Boeing has released a statement urging airlines to suspend 777 operations powered by Pratt & Whitney 4000-112 engines following a Honolulu-bound United Airlines flight 328’s engine failure on Saturday 20 February.
The aircraft manufacturer stated on its website: “Boeing is actively monitoring recent events related to United Airlines Flight 328. While the NTSB investigation is ongoing, we recommended suspending operations of the 69 in-service and 59 in-storage 777s powered by Pratt & Whitney 4000-112 engines until the FAA identifies the appropriate inspection protocol.”
“Boeing supports the decision yesterday by the Japan Civil Aviation Bureau, and the FAA’s action today to suspend operations of 777 aircraft powered by Pratt & Whitney 4000-112 engines. We are working with these regulators as they take actions while these planes are on the ground and further inspections are conducted by Pratt & Whitney.”
The flight made an emergency landing and landed safely back at Denver International Airport. United Airlines said on Twitter on Saturday:
Flight UA328 from Denver to Honolulu experienced an engine failure shortly after departure, returned safely to Denver and was met by emergency crews as a precaution.

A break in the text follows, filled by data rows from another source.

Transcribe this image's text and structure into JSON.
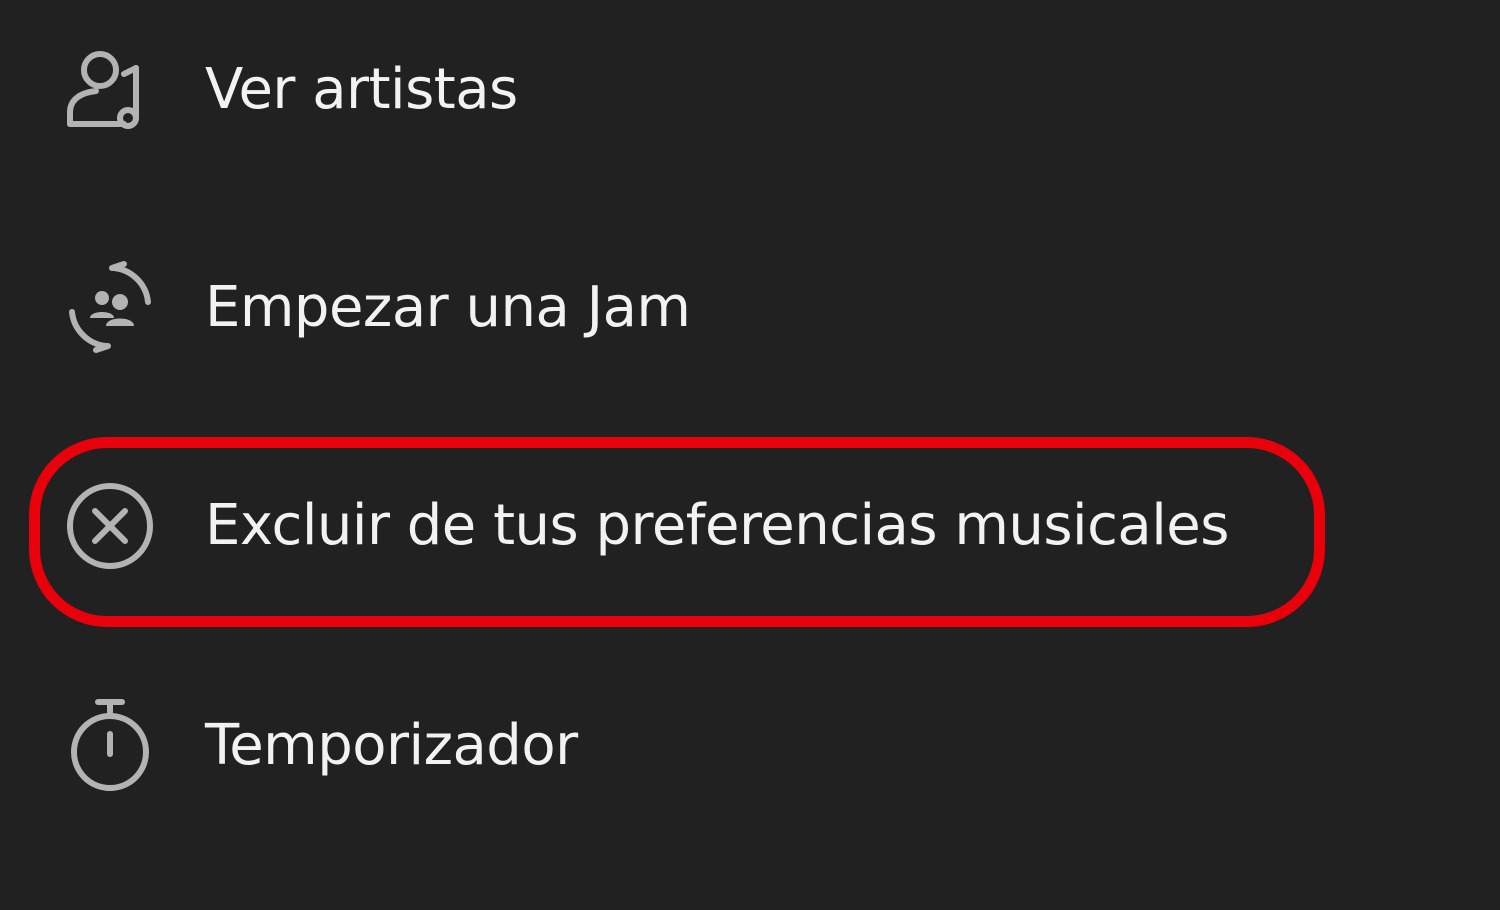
{
  "menu": {
    "items": [
      {
        "label": "Ver artistas",
        "icon": "artist-icon"
      },
      {
        "label": "Empezar una Jam",
        "icon": "jam-icon"
      },
      {
        "label": "Excluir de tus preferencias musicales",
        "icon": "close-circle-icon"
      },
      {
        "label": "Temporizador",
        "icon": "timer-icon"
      }
    ]
  },
  "colors": {
    "background": "#212121",
    "text": "#f2f2f2",
    "icon": "#b3b3b3",
    "highlight": "#e8000b"
  }
}
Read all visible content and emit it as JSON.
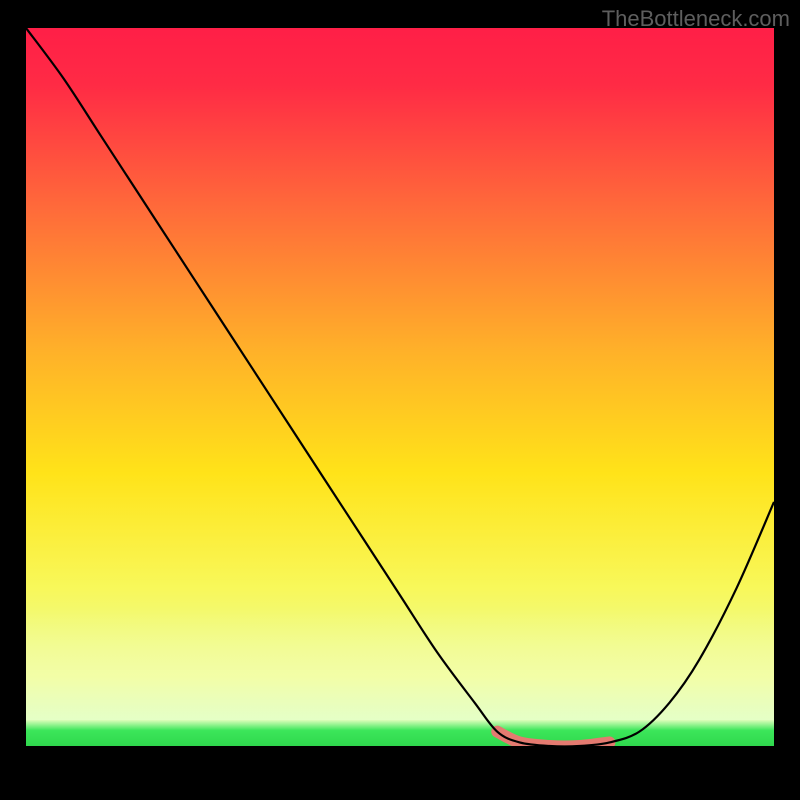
{
  "watermark": "TheBottleneck.com",
  "chart_data": {
    "type": "line",
    "title": "",
    "xlabel": "",
    "ylabel": "",
    "xlim": [
      0,
      100
    ],
    "ylim": [
      0,
      100
    ],
    "grid": false,
    "legend": false,
    "series": [
      {
        "name": "bottleneck-curve",
        "x": [
          0,
          5,
          10,
          15,
          20,
          25,
          30,
          35,
          40,
          45,
          50,
          55,
          60,
          63,
          66,
          70,
          74,
          78,
          82,
          86,
          90,
          95,
          100
        ],
        "y": [
          100,
          93,
          85,
          77,
          69,
          61,
          53,
          45,
          37,
          29,
          21,
          13,
          6,
          2,
          0.5,
          0,
          0,
          0.5,
          2,
          6,
          12,
          22,
          34
        ],
        "color": "#000000"
      }
    ],
    "highlight": {
      "name": "optimal-range",
      "x": [
        63,
        66,
        70,
        74,
        78
      ],
      "y": [
        2,
        0.5,
        0,
        0,
        0.5
      ],
      "color": "#e47a70"
    },
    "background_gradient": {
      "top": "#ff1f47",
      "mid": "#ffd400",
      "bottom": "#3ce65a"
    }
  }
}
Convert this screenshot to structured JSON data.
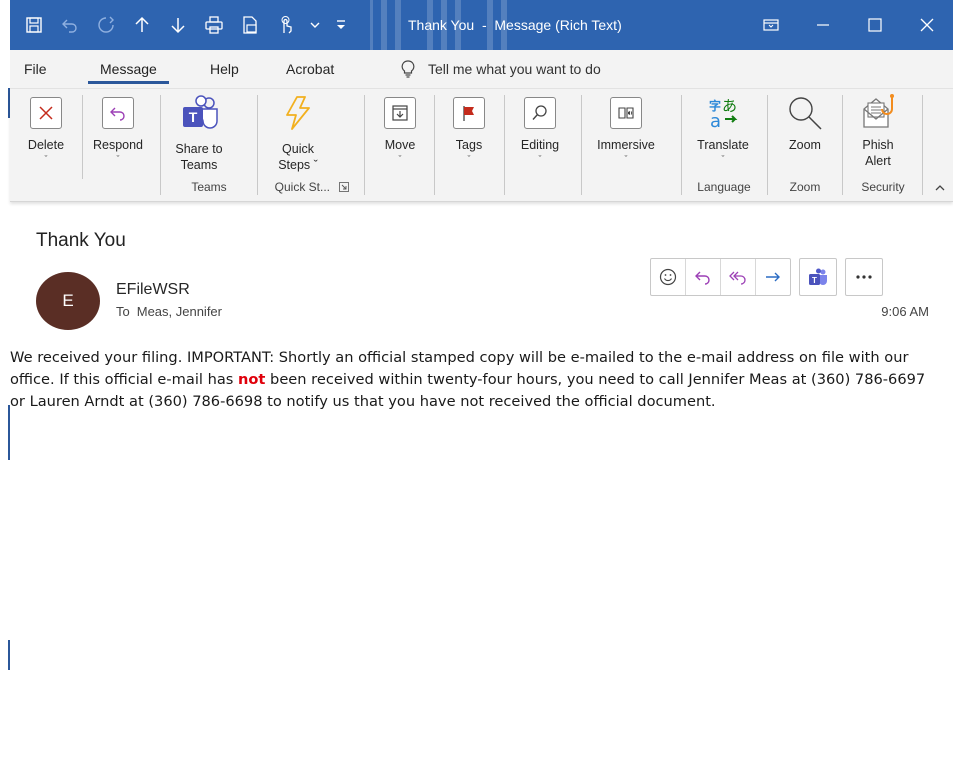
{
  "window": {
    "title": "Thank You  -  Message (Rich Text)",
    "titlebar_color": "#2e64b0",
    "quick_access": [
      "save-icon",
      "undo-icon",
      "redo-icon",
      "up-arrow-icon",
      "down-arrow-icon",
      "print-icon",
      "pdf-icon",
      "touch-mode-icon",
      "qat-more-icon",
      "customize-qat-icon"
    ],
    "controls": [
      "ribbon-display-icon",
      "minimize-icon",
      "maximize-icon",
      "close-icon"
    ]
  },
  "tabs": [
    "File",
    "Message",
    "Help",
    "Acrobat"
  ],
  "active_tab": "Message",
  "tellme": "Tell me what you want to do",
  "ribbon": {
    "delete": {
      "label": "Delete",
      "caret": "ˇ"
    },
    "respond": {
      "label": "Respond",
      "caret": "ˇ"
    },
    "share_teams": {
      "line1": "Share to",
      "line2": "Teams"
    },
    "quick_steps": {
      "line1": "Quick",
      "line2": "Steps ˇ"
    },
    "move": {
      "label": "Move",
      "caret": "ˇ"
    },
    "tags": {
      "label": "Tags",
      "caret": "ˇ"
    },
    "editing": {
      "label": "Editing",
      "caret": "ˇ"
    },
    "immersive": {
      "label": "Immersive",
      "caret": "ˇ"
    },
    "translate": {
      "label": "Translate",
      "caret": "ˇ"
    },
    "zoom": {
      "label": "Zoom"
    },
    "phish": {
      "line1": "Phish",
      "line2": "Alert"
    },
    "groups": {
      "teams": "Teams",
      "quick_steps": "Quick St...",
      "language": "Language",
      "zoom": "Zoom",
      "security": "Security"
    },
    "colors": {
      "delete_x": "#c42b1c",
      "quick_steps": "#f2b01e",
      "tags_flag": "#c42b1c",
      "teams": "#4b53bc",
      "translate_a": "#2b88d8",
      "translate_b": "#107c10"
    }
  },
  "message": {
    "subject": "Thank You",
    "avatar_initial": "E",
    "avatar_color": "#5a2e25",
    "sender": "EFileWSR",
    "to_label": "To",
    "to_value": "Meas, Jennifer",
    "time": "9:06 AM",
    "actions": [
      "emoji-icon",
      "reply-icon",
      "reply-all-icon",
      "forward-icon",
      "teams-icon",
      "more-icon"
    ],
    "body_part1": "We received your filing.  IMPORTANT:   Shortly an official stamped copy will be e-mailed to the e-mail address on file with our office.  If this official e-mail has ",
    "body_emphasis": "not",
    "body_part2": " been received within twenty-four hours, you need to call Jennifer Meas at (360) 786-6697 or Lauren Arndt at (360) 786-6698 to notify us that you have not received the official document."
  }
}
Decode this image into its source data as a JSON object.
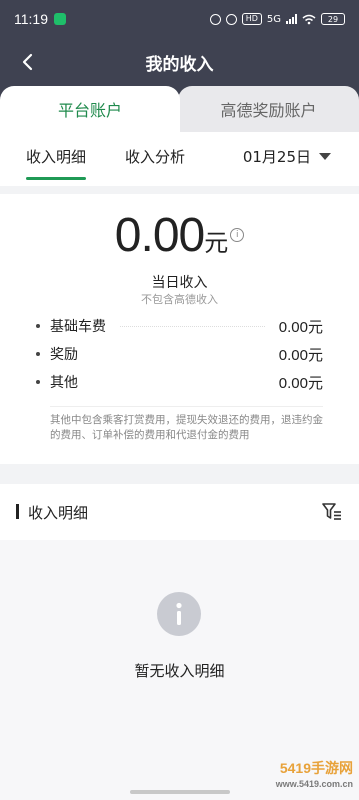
{
  "status_bar": {
    "time": "11:19",
    "battery": "29",
    "network_badge": "HD",
    "signal_label": "5G"
  },
  "header": {
    "title": "我的收入",
    "back_icon": "chevron-left-icon"
  },
  "account_tabs": [
    {
      "label": "平台账户",
      "active": true
    },
    {
      "label": "高德奖励账户",
      "active": false
    }
  ],
  "sub_tabs": [
    {
      "label": "收入明细",
      "active": true
    },
    {
      "label": "收入分析",
      "active": false
    }
  ],
  "date_picker": {
    "value": "01月25日"
  },
  "summary": {
    "amount": "0.00",
    "unit": "元",
    "label": "当日收入",
    "sublabel": "不包含高德收入",
    "items": [
      {
        "name": "基础车费",
        "value": "0.00元"
      },
      {
        "name": "奖励",
        "value": "0.00元"
      },
      {
        "name": "其他",
        "value": "0.00元"
      }
    ],
    "note": "其他中包含乘客打赏费用，提现失效退还的费用，退违约金的费用、订单补偿的费用和代退付金的费用"
  },
  "detail": {
    "title": "收入明细",
    "filter_icon": "filter-icon"
  },
  "empty_state": {
    "icon": "info-icon",
    "text": "暂无收入明细"
  },
  "watermark": {
    "text": "5419手游网",
    "domain": "www.5419.com.cn"
  },
  "colors": {
    "header_bg": "#3f4251",
    "accent": "#1f8a4c",
    "page_bg": "#f2f3f5"
  }
}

There are no reported injuries onboard. We are in contact with the FAA, NTSB and local law enforcement.
Engine debris fell into residential gardens after the aircraft experienced engine trouble shortly after take-off. Travel Radar Editor Callum Tennant reported on Saturday that eyewitnesses described hearing a loud bang and seeing an explosion in the right-hand engine of flight UA328. Jason Ackerman, who lives close to where the incident took place, said he heard what sounded like a “sudden thunderstorm”, followed by “several seconds of rumbling”.
Pratt & Whitney stated:
United Airlines Flight 328 is currently under NTSB investigation and Pratt & Whitney has dispatched a team to work with investigators. Pratt & Whitney is actively coordinating with operators and regulators to support the revised inspection interval of the Pratt & Whitney PW4000 engines that power Boeing 777 aircraft. Any further investigative updates regarding this event will be at the discretion of the NTSB. Pratt & Whitney will continue to work to ensure the safe operation of the fleet.
Boeing will be releasing more updates as more information becomes available.